Data for processing ▸
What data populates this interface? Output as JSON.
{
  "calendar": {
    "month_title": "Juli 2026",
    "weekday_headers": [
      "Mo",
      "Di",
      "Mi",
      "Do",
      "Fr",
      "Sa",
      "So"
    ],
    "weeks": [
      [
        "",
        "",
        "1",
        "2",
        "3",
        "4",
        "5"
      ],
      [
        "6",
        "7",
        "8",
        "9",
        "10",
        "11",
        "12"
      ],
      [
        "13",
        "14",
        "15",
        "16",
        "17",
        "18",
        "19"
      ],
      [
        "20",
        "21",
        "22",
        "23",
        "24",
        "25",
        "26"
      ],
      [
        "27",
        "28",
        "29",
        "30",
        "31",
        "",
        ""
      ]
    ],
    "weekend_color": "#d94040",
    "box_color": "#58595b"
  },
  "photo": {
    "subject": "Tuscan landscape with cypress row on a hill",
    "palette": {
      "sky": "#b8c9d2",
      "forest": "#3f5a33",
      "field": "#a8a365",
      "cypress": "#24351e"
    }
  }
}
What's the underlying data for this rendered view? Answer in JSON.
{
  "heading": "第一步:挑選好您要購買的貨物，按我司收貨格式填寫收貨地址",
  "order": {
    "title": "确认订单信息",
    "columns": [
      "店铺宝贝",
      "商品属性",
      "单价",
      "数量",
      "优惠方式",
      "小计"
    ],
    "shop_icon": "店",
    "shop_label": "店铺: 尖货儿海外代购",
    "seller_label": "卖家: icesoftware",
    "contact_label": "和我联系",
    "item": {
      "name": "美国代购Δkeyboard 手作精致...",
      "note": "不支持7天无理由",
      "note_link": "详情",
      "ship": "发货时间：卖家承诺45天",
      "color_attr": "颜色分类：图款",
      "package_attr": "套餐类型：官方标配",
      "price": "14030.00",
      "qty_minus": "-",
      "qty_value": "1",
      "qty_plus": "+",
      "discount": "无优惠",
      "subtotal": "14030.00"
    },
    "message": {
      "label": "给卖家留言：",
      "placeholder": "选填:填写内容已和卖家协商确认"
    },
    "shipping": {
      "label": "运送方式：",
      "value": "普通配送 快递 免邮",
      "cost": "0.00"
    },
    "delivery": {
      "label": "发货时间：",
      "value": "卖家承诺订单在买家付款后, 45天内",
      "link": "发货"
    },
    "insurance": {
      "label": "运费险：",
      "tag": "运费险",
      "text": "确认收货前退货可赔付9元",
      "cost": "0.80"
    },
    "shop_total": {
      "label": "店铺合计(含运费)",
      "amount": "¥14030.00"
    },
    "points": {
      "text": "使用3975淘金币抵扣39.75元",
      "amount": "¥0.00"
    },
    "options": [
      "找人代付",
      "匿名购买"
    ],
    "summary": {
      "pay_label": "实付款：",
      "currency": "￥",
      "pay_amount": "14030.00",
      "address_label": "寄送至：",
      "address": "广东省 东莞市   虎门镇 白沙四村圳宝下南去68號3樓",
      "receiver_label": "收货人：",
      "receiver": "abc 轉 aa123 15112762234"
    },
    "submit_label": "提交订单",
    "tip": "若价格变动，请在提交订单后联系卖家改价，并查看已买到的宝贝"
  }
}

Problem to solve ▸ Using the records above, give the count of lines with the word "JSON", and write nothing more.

Result of this exercise ▸ 2